## Excerpts from a dataset
● ● ● ●

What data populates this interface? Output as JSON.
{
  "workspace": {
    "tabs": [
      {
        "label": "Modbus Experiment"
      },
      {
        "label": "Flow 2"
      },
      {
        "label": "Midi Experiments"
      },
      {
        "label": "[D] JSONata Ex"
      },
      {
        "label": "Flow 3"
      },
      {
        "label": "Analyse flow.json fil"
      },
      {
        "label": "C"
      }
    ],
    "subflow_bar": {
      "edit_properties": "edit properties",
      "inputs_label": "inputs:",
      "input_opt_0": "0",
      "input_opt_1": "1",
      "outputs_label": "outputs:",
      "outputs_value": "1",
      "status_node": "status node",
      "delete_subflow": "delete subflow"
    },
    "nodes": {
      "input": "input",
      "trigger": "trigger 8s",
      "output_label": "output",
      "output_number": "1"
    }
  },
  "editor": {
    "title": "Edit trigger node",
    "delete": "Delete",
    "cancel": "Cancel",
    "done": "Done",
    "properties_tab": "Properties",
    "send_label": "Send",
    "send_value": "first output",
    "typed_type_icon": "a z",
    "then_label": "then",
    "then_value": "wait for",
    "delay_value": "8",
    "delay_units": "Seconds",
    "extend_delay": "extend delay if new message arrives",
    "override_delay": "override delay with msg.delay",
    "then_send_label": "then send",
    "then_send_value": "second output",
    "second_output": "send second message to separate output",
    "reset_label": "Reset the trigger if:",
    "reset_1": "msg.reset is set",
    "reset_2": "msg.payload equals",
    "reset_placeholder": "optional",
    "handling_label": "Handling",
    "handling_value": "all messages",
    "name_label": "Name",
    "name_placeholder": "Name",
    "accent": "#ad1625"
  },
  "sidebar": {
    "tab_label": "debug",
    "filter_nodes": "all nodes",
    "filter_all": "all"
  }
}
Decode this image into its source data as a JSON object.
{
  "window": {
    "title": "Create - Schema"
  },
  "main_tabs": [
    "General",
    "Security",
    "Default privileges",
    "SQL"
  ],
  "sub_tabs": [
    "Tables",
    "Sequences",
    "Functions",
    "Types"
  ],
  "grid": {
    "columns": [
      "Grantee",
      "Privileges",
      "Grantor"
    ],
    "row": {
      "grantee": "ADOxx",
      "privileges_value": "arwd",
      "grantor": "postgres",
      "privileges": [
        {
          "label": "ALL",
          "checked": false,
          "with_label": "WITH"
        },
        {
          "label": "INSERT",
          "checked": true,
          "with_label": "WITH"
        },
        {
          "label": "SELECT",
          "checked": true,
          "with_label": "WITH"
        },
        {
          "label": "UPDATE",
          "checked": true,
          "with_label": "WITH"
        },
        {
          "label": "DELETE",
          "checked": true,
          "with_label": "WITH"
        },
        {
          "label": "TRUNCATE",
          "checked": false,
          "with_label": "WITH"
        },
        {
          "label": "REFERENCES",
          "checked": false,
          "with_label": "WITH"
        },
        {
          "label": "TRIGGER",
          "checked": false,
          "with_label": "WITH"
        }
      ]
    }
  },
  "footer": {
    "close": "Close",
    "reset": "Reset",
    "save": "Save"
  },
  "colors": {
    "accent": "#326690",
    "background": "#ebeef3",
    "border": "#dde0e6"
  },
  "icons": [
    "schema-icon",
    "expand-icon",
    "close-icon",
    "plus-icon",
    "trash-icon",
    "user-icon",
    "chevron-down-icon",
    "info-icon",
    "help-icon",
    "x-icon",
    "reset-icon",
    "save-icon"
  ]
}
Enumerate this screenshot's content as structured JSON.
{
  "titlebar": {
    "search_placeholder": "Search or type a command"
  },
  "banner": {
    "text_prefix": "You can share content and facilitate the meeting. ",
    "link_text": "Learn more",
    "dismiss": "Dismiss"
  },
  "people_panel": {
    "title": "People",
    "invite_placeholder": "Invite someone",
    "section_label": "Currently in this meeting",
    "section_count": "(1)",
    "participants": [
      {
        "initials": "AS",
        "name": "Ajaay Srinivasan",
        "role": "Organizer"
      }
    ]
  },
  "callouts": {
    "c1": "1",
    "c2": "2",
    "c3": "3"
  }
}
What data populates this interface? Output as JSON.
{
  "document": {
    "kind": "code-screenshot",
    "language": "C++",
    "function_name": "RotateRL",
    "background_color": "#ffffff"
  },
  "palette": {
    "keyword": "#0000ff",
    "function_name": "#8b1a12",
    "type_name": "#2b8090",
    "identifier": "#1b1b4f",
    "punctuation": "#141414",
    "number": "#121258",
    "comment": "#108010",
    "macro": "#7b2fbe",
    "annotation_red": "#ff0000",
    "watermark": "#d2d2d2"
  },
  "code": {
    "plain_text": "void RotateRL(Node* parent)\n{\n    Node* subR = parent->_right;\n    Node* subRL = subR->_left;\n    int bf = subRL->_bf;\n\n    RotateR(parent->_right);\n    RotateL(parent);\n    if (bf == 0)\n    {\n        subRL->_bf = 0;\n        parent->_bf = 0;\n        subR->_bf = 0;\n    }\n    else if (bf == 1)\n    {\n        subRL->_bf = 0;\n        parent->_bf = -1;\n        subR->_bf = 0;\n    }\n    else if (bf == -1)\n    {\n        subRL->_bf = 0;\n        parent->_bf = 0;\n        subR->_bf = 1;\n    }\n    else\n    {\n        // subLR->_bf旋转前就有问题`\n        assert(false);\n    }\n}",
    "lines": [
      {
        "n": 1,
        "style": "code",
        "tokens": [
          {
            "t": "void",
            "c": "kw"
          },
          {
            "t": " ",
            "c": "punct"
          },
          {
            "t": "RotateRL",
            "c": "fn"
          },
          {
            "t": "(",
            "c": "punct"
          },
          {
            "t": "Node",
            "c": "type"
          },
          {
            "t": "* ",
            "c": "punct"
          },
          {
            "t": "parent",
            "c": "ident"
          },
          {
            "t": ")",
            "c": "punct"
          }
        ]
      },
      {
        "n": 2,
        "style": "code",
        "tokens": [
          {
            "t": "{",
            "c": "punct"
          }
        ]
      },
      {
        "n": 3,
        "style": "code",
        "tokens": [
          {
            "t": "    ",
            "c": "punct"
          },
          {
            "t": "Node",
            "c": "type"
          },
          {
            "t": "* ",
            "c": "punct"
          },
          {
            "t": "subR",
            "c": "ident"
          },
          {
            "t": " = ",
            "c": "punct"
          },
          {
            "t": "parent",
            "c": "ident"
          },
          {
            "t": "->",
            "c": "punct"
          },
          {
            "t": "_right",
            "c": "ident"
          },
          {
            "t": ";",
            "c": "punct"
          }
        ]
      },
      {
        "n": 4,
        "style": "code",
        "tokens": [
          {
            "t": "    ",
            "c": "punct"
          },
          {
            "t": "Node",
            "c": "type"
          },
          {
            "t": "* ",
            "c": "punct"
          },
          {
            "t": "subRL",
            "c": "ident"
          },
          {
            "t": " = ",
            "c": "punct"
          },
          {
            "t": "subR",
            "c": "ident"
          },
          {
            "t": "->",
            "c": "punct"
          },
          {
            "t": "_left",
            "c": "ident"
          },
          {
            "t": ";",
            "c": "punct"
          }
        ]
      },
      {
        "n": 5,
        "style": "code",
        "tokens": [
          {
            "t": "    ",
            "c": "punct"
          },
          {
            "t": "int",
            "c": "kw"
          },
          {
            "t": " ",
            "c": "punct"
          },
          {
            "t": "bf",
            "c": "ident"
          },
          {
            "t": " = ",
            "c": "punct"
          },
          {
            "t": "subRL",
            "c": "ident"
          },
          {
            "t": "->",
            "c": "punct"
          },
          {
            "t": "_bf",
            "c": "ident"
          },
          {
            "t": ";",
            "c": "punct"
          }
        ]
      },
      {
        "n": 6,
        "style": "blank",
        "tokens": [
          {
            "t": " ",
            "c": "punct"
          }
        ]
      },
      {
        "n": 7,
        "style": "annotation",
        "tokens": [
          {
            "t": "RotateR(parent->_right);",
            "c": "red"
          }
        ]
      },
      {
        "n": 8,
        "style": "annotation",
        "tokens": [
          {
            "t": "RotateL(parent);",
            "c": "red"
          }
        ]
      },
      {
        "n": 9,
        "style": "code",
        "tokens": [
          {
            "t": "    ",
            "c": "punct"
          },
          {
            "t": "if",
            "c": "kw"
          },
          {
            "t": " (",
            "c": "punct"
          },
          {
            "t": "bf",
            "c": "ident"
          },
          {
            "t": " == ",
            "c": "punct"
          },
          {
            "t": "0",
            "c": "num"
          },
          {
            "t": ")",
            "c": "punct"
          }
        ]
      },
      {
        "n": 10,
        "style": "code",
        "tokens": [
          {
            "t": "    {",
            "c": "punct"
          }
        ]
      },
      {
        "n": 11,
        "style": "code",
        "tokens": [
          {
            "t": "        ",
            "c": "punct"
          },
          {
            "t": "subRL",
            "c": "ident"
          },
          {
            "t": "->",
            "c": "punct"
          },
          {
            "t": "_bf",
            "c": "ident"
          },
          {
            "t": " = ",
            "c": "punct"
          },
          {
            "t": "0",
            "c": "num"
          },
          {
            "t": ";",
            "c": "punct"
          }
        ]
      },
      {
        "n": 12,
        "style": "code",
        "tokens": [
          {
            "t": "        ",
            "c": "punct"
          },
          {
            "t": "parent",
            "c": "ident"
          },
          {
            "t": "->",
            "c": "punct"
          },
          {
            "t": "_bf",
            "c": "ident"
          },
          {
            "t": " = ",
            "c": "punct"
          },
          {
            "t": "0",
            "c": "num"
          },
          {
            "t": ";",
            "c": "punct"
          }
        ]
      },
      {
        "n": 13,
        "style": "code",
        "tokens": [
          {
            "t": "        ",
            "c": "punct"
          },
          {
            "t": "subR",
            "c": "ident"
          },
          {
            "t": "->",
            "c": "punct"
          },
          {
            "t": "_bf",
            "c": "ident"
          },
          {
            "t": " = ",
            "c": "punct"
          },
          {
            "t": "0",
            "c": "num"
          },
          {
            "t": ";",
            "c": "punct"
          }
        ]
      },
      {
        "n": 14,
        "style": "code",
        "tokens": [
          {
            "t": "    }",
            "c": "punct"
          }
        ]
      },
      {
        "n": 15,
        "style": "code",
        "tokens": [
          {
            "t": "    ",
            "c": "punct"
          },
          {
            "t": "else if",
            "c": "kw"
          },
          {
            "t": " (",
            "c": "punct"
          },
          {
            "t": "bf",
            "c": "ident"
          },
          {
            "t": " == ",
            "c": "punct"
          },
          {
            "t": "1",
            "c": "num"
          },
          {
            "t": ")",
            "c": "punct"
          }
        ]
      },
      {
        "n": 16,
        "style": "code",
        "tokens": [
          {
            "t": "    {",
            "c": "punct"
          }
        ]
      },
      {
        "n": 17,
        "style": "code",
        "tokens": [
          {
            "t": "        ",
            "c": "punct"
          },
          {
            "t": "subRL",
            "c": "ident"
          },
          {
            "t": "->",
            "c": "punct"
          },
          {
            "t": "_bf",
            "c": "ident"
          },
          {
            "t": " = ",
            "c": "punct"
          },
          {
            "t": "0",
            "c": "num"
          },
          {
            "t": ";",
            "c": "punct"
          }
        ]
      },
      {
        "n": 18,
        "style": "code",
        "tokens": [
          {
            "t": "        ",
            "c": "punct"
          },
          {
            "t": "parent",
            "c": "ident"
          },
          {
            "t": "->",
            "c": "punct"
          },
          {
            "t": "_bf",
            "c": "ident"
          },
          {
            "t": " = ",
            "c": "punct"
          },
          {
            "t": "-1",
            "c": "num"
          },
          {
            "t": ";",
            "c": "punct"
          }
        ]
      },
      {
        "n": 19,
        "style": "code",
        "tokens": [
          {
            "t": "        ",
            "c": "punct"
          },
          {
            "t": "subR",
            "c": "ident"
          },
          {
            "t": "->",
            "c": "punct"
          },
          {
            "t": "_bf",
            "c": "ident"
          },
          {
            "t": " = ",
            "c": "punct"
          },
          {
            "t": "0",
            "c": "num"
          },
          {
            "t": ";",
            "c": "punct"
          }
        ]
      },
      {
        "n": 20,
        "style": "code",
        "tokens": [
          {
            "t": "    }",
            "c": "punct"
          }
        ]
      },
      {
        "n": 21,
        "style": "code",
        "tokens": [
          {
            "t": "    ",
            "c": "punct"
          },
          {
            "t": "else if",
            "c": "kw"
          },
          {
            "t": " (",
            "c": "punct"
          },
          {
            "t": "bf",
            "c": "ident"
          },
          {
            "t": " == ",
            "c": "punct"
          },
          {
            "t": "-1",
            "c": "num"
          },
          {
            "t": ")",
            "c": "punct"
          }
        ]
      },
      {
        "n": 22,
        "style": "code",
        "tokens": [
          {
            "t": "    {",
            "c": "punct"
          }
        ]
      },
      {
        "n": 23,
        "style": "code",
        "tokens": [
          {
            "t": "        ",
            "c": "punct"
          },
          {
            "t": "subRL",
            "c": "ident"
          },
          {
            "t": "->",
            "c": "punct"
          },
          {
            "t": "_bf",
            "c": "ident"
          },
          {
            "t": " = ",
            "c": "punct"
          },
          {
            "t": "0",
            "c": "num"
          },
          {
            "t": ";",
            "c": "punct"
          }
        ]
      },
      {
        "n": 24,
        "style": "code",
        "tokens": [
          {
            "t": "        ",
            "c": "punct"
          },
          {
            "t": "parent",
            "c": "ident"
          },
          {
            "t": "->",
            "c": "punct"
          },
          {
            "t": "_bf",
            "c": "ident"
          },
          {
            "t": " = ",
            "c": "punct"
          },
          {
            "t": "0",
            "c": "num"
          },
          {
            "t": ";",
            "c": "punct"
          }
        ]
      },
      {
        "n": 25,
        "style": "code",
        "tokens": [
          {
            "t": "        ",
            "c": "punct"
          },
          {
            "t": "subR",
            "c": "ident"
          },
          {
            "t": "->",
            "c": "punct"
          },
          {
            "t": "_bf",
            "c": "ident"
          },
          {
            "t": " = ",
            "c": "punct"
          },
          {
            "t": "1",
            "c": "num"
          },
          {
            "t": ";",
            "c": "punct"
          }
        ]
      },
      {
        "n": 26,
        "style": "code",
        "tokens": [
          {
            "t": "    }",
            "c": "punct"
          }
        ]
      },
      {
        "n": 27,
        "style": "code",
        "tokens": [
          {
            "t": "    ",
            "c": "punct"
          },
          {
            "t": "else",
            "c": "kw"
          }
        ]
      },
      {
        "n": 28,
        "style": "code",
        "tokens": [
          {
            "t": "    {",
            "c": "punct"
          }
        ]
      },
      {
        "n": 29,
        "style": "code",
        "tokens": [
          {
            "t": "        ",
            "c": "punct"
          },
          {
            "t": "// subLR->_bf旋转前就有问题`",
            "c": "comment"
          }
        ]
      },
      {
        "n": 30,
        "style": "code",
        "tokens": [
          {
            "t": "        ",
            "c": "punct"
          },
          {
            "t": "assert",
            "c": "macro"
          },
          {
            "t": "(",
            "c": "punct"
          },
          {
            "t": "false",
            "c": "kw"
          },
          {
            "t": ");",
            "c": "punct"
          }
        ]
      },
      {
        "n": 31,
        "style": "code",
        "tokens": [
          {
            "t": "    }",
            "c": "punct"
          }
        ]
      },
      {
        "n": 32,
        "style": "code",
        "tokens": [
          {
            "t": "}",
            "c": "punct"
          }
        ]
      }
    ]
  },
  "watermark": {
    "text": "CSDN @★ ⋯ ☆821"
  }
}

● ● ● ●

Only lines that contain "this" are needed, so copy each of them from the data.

What data populates this interface? Output as JSON.
Decode this image into its source data as a JSON object.
Enumerate this screenshot's content as structured JSON.
    "section_label": "Currently in this meeting",
What data populates this interface? Output as JSON.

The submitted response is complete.